INPUT MATERIAL =
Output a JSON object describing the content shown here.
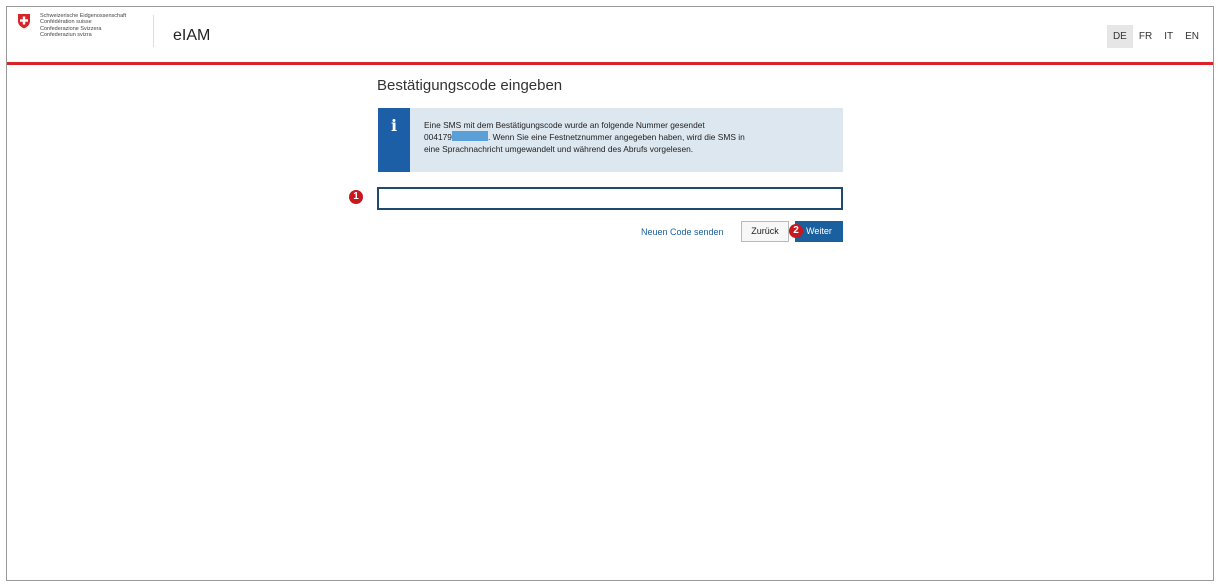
{
  "header": {
    "confederation_lines": [
      "Schweizerische Eidgenossenschaft",
      "Confédération suisse",
      "Confederazione Svizzera",
      "Confederaziun svizra"
    ],
    "app_title": "eIAM",
    "languages": [
      {
        "code": "DE",
        "active": true
      },
      {
        "code": "FR",
        "active": false
      },
      {
        "code": "IT",
        "active": false
      },
      {
        "code": "EN",
        "active": false
      }
    ]
  },
  "main": {
    "title": "Bestätigungscode eingeben",
    "info": {
      "icon": "info-icon",
      "line1": "Eine SMS mit dem Bestätigungscode wurde an folgende Nummer gesendet",
      "phone_prefix": "004179",
      "line2_rest": ". Wenn Sie eine Festnetznummer angegeben haben, wird die SMS in",
      "line3": "eine Sprachnachricht umgewandelt und während des Abrufs vorgelesen."
    },
    "code_input": {
      "value": "",
      "placeholder": ""
    },
    "resend_label": "Neuen Code senden",
    "back_label": "Zurück",
    "next_label": "Weiter"
  },
  "annotations": {
    "badge1": "1",
    "badge2": "2"
  },
  "colors": {
    "swiss_red": "#d8232a",
    "primary_blue": "#1a5f9e",
    "info_bg": "#dde7ef"
  }
}
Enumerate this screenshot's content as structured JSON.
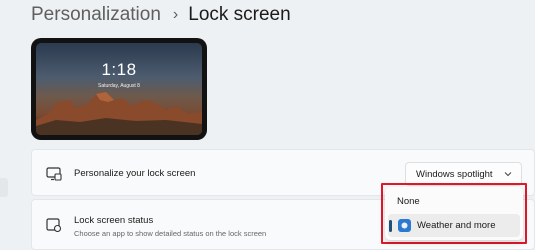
{
  "breadcrumb": {
    "parent": "Personalization",
    "separator": "›",
    "current": "Lock screen"
  },
  "preview": {
    "time": "1:18",
    "date": "Saturday, August 8"
  },
  "settings": [
    {
      "title": "Personalize your lock screen",
      "icon": "monitor-icon",
      "selected_value": "Windows spotlight"
    },
    {
      "title": "Lock screen status",
      "description": "Choose an app to show detailed status on the lock screen",
      "icon": "status-icon"
    }
  ],
  "dropdown": {
    "options": [
      {
        "label": "None",
        "selected": false
      },
      {
        "label": "Weather and more",
        "selected": true,
        "icon": "weather-icon"
      }
    ]
  },
  "colors": {
    "highlight": "#e0182a",
    "accent": "#1f4e79",
    "background": "#eef1f4",
    "card": "#f9fafb"
  }
}
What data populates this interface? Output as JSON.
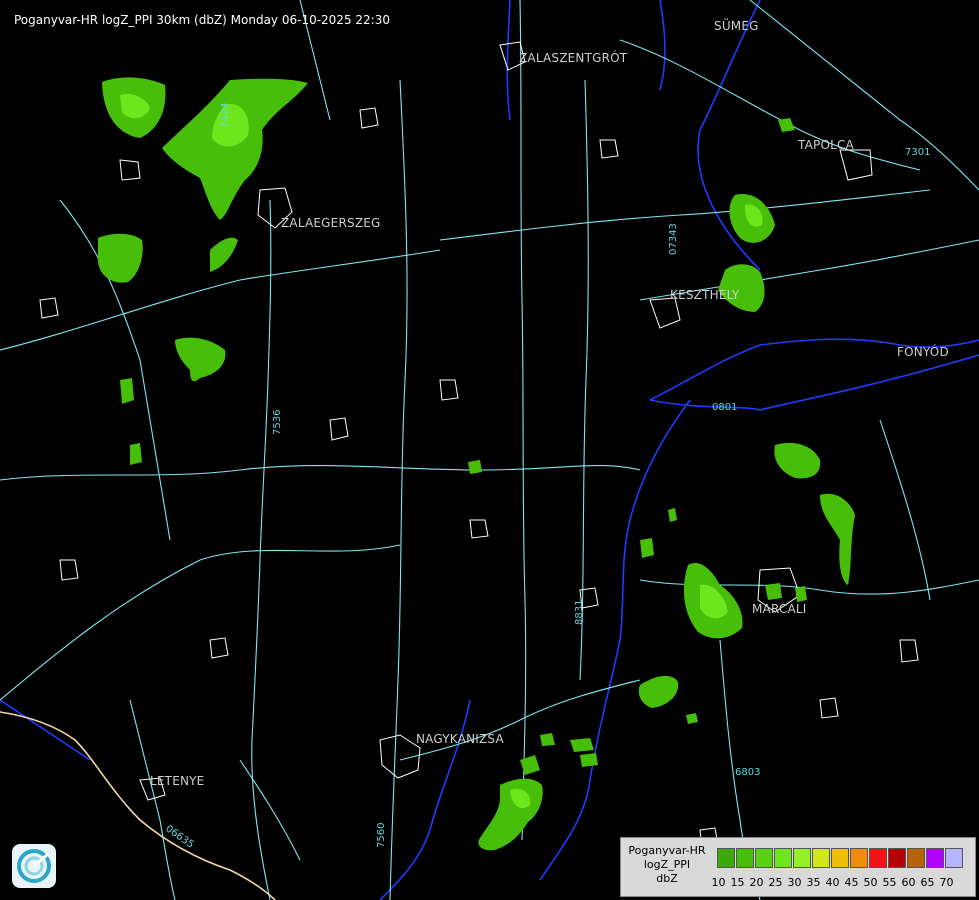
{
  "title": "Poganyvar-HR logZ_PPI 30km (dbZ) Monday 06-10-2025 22:30",
  "cities": [
    {
      "name": "SÜMEG"
    },
    {
      "name": "ZALASZENTGRÓT"
    },
    {
      "name": "TAPOLCA"
    },
    {
      "name": "ZALAEGERSZEG"
    },
    {
      "name": "KESZTHELY"
    },
    {
      "name": "FONYÓD"
    },
    {
      "name": "MARCALI"
    },
    {
      "name": "NAGYKANIZSA"
    },
    {
      "name": "LETENYE"
    }
  ],
  "legend": {
    "line1": "Poganyvar-HR",
    "line2": "logZ_PPI",
    "line3": "dbZ",
    "levels": [
      "10",
      "15",
      "20",
      "25",
      "30",
      "35",
      "40",
      "45",
      "50",
      "55",
      "60",
      "65",
      "70"
    ],
    "colors": [
      "#3caa0a",
      "#46be0a",
      "#5ad214",
      "#6ee61e",
      "#96f028",
      "#d2e61e",
      "#f0be0a",
      "#f08c0a",
      "#f01414",
      "#b40000",
      "#b4640a",
      "#b400ff",
      "#b4b4ff"
    ]
  },
  "colors": {
    "roads": "#7fe8f0",
    "borders": "#ffffff",
    "water": "#1e3cff",
    "echo_weak": "#46be0a",
    "echo_mid": "#6ee61e"
  }
}
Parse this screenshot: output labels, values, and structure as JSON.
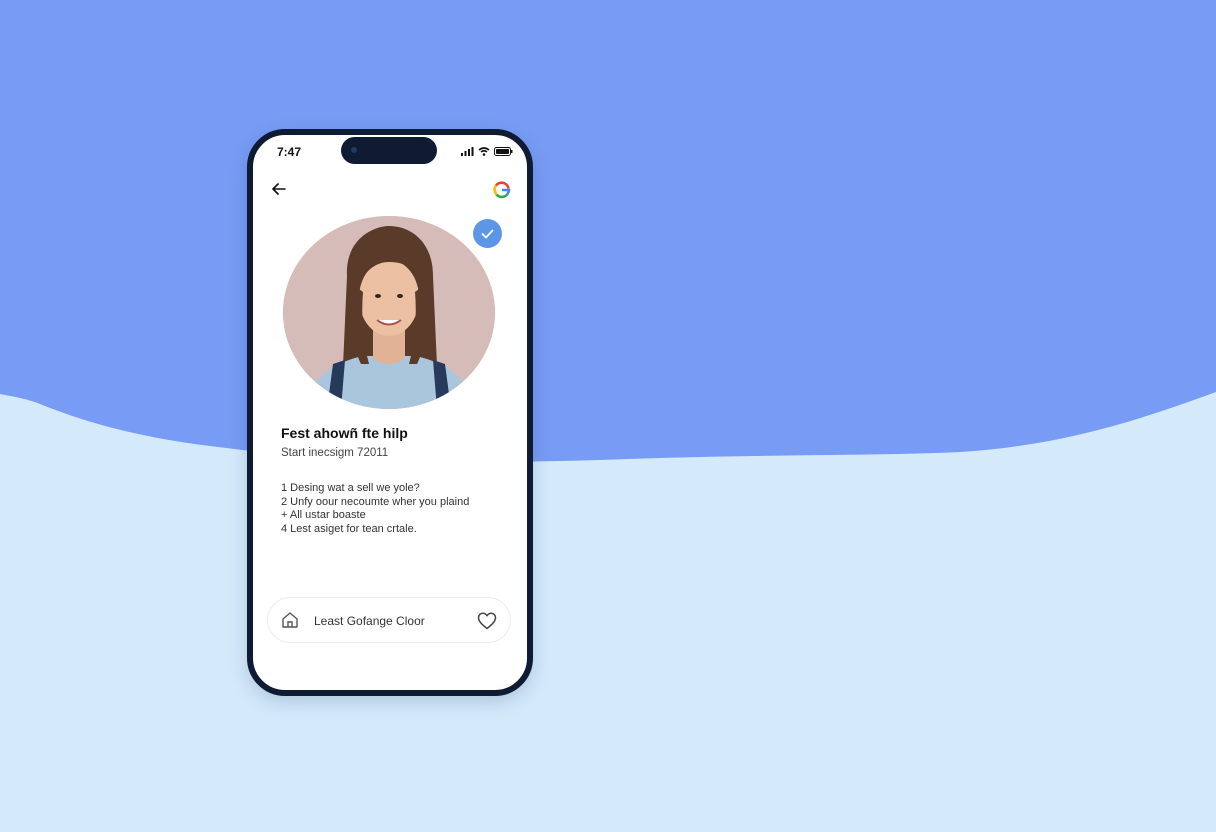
{
  "colors": {
    "background_top": "#789cf5",
    "background_bottom": "#d4eafb",
    "phone_frame": "#0f1a33",
    "verified_badge": "#5b97e6"
  },
  "status_bar": {
    "time": "7:47",
    "icons": [
      "signal-icon",
      "wifi-icon",
      "battery-icon"
    ]
  },
  "header": {
    "back_icon": "arrow-left-icon",
    "logo_icon": "google-g-icon"
  },
  "profile": {
    "verified_icon": "checkmark-icon",
    "name": "Fest ahowñ fte hilp",
    "subtitle": "Start inecsigm 72011",
    "list": [
      "1 Desing wat a sell we yole?",
      "2 Unfy oour necoumte wher you plaind",
      "+ All ustar boaste",
      "4 Lest asiget for tean crtale."
    ]
  },
  "bottom_card": {
    "home_icon": "home-icon",
    "label": "Least Gofange Cloor",
    "favorite_icon": "heart-icon"
  }
}
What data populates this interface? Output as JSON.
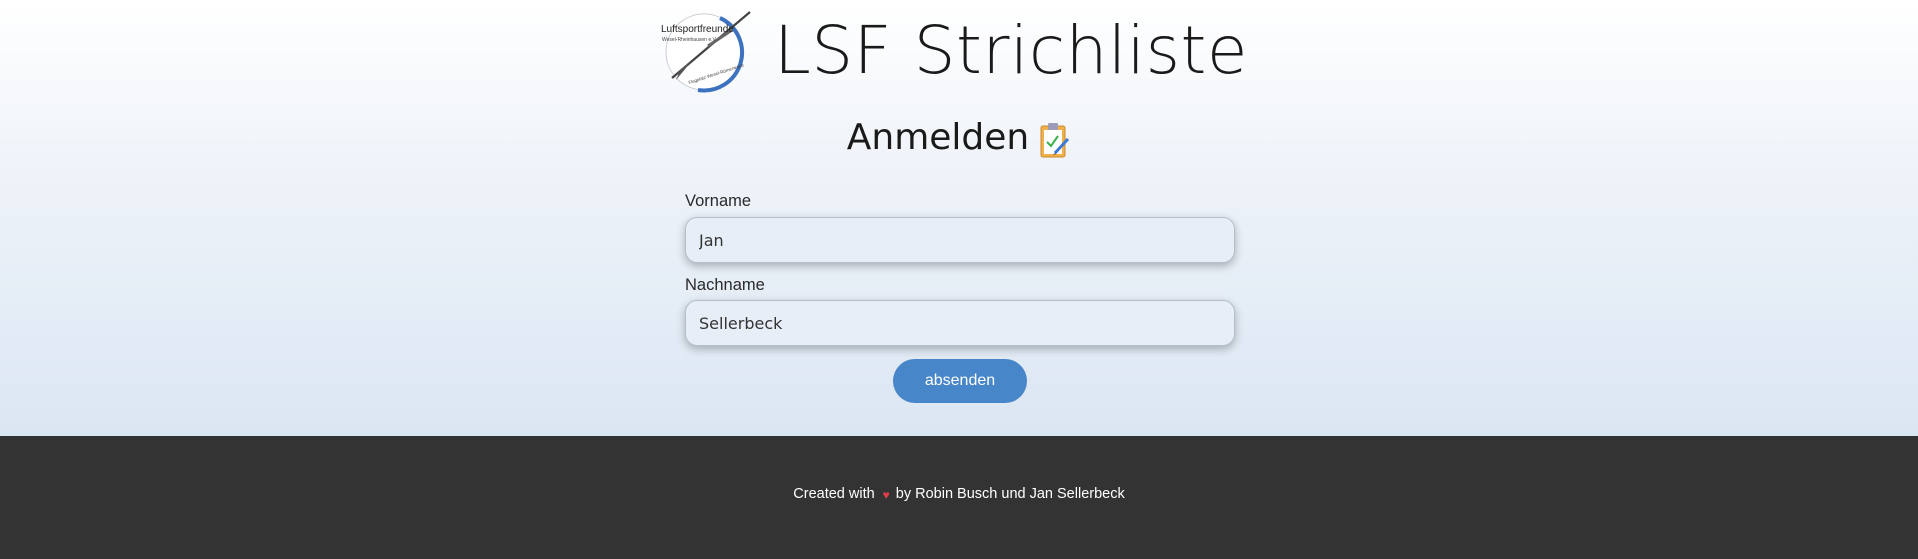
{
  "header": {
    "title": "LSF Strichliste",
    "logo": {
      "icon": "club-logo-icon",
      "text_top": "Luftsportfreunde",
      "text_sub": "Wesel-Rheinhausen e.V.",
      "text_bottom": "Flugplatz Wesel-Römerwardt"
    }
  },
  "form": {
    "heading": "Anmelden",
    "heading_icon": "clipboard-icon",
    "firstname": {
      "label": "Vorname",
      "value": "Jan"
    },
    "lastname": {
      "label": "Nachname",
      "value": "Sellerbeck"
    },
    "submit_label": "absenden"
  },
  "footer": {
    "prefix": "Created with",
    "heart_icon": "heart-icon",
    "suffix": "by Robin Busch und Jan Sellerbeck"
  },
  "colors": {
    "accent": "#4786c8",
    "footer_bg": "#333333",
    "heart": "#e03c4a"
  }
}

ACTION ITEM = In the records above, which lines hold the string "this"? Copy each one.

REPLY TO THE TASK =
Enumerate this screenshot's content as structured JSON.
What data populates this interface? Output as JSON.
Parse this screenshot: output labels, values, and structure as JSON.
What data populates this interface? Output as JSON.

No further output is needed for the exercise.